====== LISTED ENTRIES

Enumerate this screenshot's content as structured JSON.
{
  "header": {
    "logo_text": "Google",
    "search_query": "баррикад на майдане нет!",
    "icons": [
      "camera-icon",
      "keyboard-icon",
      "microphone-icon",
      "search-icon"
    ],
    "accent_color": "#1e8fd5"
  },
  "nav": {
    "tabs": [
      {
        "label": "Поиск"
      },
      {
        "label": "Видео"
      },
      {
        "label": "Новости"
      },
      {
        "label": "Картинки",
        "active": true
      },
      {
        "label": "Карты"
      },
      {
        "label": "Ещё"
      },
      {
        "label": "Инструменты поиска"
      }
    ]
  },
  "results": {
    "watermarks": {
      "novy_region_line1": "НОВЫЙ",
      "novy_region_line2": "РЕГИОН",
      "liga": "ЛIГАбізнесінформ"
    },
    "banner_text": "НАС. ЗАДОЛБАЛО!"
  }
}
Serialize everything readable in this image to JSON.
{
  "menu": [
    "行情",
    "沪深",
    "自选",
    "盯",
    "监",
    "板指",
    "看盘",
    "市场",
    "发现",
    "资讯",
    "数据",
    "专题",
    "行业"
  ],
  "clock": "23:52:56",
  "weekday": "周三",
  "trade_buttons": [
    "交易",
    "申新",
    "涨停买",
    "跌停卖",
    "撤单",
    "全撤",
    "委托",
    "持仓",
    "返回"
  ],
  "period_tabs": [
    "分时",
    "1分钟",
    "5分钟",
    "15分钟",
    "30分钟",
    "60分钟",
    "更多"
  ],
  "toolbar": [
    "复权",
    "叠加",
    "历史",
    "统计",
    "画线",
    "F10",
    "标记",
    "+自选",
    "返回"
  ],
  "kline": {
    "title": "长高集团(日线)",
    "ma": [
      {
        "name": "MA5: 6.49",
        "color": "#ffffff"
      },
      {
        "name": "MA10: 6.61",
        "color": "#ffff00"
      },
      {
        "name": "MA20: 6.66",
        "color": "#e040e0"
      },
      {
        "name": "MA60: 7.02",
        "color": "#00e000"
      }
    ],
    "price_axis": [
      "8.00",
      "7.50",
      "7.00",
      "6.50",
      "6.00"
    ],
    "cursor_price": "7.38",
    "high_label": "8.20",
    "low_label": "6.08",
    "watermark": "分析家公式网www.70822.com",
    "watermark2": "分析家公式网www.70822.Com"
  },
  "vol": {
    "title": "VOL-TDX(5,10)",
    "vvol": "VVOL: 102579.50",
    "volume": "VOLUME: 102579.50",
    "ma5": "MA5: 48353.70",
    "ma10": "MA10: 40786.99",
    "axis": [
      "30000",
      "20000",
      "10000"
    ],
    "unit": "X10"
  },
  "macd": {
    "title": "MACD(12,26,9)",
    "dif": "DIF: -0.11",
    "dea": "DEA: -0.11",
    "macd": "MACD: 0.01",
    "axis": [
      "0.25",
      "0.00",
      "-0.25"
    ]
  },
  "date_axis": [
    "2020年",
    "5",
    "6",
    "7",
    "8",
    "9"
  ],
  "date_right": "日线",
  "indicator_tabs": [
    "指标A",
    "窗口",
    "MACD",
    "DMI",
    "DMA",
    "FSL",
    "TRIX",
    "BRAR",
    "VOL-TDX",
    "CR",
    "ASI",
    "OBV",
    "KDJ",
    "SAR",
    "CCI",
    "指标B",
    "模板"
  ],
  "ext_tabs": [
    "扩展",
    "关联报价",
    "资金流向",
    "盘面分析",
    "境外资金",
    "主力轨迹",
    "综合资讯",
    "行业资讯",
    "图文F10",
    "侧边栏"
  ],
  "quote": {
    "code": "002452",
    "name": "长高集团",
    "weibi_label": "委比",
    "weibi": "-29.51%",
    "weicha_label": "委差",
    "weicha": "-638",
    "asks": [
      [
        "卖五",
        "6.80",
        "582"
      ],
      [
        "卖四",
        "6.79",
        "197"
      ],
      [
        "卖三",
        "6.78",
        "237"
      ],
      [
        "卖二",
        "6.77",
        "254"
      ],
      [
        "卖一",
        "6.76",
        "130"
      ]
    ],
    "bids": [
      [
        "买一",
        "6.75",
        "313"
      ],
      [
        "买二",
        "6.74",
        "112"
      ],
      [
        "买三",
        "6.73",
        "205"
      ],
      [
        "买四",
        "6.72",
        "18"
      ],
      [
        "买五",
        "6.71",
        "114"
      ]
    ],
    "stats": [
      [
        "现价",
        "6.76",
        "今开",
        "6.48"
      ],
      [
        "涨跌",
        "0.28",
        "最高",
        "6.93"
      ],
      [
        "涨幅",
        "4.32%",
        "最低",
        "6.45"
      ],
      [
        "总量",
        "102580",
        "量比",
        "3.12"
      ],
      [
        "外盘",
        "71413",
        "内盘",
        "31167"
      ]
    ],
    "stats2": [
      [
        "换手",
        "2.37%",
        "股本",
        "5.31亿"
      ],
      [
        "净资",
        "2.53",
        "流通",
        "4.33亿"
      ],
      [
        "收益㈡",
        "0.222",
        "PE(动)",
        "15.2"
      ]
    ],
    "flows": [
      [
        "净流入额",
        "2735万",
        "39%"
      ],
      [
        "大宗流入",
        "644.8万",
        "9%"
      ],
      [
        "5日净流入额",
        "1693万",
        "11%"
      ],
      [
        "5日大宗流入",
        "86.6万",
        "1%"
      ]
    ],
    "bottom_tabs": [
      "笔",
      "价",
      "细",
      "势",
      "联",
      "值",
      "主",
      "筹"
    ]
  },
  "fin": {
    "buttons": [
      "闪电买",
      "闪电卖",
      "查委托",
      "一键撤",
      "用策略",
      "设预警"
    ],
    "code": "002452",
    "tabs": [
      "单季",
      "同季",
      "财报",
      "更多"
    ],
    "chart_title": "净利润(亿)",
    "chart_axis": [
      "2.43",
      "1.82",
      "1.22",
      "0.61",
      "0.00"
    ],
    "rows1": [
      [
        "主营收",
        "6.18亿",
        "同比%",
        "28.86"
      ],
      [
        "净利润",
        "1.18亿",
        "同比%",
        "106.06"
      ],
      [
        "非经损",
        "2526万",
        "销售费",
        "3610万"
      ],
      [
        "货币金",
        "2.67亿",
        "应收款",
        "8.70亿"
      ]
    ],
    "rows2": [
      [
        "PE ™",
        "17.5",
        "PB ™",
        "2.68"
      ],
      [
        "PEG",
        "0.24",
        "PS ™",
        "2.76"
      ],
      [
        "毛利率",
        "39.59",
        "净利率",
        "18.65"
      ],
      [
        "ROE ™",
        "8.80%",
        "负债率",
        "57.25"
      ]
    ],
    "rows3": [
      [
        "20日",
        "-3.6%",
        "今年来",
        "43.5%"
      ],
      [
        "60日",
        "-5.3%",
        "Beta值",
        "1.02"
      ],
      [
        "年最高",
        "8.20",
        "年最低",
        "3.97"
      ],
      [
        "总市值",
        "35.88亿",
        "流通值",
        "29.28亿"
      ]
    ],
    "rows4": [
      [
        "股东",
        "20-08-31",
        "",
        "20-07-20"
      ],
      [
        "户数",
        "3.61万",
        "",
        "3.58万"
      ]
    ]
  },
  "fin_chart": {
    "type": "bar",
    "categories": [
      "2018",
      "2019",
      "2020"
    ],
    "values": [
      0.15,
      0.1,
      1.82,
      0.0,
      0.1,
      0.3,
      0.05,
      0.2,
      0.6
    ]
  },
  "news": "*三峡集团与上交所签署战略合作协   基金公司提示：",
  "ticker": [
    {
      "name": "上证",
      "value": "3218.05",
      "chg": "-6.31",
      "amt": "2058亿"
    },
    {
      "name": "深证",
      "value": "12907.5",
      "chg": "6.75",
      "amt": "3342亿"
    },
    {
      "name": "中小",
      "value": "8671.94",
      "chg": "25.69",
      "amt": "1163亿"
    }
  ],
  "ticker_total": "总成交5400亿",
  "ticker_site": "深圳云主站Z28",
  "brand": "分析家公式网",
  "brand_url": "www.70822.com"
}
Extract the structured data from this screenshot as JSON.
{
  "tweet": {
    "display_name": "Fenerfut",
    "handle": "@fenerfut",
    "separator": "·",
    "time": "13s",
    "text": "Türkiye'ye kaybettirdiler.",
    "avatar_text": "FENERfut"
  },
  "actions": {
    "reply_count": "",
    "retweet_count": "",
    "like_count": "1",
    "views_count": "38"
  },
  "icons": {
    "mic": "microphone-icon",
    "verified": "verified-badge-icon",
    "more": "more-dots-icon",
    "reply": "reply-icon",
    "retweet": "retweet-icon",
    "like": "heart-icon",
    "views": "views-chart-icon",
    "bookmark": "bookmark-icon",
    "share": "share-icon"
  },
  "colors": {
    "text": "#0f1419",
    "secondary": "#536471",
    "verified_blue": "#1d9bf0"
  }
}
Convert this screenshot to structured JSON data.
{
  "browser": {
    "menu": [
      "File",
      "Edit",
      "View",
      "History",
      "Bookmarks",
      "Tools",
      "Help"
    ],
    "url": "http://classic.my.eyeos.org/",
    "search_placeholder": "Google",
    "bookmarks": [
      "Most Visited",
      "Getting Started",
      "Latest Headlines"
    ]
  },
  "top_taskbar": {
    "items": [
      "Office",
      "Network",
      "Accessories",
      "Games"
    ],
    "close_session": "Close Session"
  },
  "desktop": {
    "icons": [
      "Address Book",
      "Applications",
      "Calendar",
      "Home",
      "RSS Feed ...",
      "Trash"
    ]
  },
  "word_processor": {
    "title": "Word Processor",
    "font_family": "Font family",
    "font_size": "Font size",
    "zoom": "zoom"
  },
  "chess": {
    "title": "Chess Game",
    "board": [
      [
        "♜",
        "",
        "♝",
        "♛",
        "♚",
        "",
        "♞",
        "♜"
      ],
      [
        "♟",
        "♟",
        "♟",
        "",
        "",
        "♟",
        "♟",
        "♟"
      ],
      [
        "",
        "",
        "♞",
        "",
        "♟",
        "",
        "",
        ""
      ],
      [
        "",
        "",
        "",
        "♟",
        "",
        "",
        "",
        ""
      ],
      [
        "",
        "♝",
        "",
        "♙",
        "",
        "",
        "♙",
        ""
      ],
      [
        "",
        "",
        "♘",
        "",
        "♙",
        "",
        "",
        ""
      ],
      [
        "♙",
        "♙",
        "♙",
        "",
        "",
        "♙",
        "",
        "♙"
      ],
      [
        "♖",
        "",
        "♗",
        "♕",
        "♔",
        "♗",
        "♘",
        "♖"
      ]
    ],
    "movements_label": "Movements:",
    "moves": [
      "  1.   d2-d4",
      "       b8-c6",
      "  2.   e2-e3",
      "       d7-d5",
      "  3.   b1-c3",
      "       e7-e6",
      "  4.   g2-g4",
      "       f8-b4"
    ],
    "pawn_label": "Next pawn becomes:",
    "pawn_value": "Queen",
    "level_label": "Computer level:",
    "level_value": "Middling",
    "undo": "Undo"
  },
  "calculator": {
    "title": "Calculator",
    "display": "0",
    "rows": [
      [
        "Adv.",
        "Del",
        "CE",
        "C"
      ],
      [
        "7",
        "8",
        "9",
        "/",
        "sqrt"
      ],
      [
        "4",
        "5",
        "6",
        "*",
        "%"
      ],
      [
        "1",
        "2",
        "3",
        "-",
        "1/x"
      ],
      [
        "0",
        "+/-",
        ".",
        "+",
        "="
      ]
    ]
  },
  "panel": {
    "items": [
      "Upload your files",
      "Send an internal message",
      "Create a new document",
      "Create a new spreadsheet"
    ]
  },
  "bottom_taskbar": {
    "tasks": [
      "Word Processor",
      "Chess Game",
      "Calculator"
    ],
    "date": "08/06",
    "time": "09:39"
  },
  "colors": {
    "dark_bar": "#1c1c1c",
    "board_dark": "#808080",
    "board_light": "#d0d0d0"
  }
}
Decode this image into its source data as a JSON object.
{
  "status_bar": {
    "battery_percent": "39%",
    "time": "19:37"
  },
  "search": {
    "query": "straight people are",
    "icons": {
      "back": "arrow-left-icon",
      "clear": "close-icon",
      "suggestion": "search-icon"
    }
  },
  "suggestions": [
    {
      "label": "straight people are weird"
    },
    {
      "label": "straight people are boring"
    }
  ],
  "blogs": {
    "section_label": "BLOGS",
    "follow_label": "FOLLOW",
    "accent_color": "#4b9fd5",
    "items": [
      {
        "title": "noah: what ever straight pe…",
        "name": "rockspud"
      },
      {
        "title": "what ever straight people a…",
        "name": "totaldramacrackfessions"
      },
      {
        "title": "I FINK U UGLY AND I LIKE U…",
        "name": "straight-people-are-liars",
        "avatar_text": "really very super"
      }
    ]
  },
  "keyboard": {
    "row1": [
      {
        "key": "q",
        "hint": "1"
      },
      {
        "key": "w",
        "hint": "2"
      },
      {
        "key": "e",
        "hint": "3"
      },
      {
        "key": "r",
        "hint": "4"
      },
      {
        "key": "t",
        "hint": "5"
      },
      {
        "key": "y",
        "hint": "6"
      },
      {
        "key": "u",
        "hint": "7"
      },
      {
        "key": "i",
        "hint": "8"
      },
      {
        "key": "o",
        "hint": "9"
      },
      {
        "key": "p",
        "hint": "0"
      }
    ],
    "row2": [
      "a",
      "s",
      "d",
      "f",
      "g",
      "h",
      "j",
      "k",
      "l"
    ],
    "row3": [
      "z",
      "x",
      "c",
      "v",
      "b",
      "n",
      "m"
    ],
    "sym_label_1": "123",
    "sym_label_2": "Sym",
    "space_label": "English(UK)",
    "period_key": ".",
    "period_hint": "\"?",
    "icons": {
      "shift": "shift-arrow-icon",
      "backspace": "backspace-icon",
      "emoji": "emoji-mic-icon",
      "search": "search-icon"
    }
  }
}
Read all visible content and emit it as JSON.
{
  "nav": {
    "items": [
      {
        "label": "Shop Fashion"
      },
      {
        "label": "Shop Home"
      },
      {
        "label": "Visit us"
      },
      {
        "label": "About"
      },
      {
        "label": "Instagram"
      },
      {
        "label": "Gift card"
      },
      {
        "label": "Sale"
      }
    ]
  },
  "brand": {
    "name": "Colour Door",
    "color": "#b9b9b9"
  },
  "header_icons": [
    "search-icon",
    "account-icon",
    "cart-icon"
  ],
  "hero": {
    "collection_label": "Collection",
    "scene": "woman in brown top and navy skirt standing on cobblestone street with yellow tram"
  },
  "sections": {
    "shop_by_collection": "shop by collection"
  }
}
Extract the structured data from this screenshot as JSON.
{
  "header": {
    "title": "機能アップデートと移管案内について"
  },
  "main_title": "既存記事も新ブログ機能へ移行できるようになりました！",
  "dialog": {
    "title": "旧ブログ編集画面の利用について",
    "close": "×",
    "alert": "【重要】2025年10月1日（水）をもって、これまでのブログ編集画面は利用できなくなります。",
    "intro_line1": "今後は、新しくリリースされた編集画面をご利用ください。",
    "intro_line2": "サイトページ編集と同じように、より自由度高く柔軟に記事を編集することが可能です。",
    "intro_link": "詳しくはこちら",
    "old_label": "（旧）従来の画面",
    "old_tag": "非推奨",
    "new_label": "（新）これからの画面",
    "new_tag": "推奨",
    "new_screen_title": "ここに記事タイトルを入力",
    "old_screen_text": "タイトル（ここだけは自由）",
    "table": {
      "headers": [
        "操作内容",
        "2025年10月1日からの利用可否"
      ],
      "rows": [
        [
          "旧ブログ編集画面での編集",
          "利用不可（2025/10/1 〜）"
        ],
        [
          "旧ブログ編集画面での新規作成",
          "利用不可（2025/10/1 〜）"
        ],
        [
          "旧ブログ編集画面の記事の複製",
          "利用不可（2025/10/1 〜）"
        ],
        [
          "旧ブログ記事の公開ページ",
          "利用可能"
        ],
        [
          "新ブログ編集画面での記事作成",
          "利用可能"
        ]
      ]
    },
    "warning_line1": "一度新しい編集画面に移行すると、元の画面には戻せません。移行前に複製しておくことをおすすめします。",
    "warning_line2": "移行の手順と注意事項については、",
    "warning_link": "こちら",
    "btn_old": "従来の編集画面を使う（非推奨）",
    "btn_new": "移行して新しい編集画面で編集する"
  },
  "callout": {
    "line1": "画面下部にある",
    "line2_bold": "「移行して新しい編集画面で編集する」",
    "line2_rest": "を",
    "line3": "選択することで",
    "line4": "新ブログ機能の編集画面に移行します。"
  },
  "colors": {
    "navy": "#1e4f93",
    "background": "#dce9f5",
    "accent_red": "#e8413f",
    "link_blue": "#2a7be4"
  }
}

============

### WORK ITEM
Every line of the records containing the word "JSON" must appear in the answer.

### EXERCISE RESULT
Enumerate this screenshot's content as structured JSON.
Serialize everything readable in this image to JSON.
Extract the structured data from this screenshot as JSON.
Convert this screenshot to structured JSON data.
Decode this image into its source data as a JSON object.
Read all visible content and emit it as JSON.
Extract the structured data from this screenshot as JSON.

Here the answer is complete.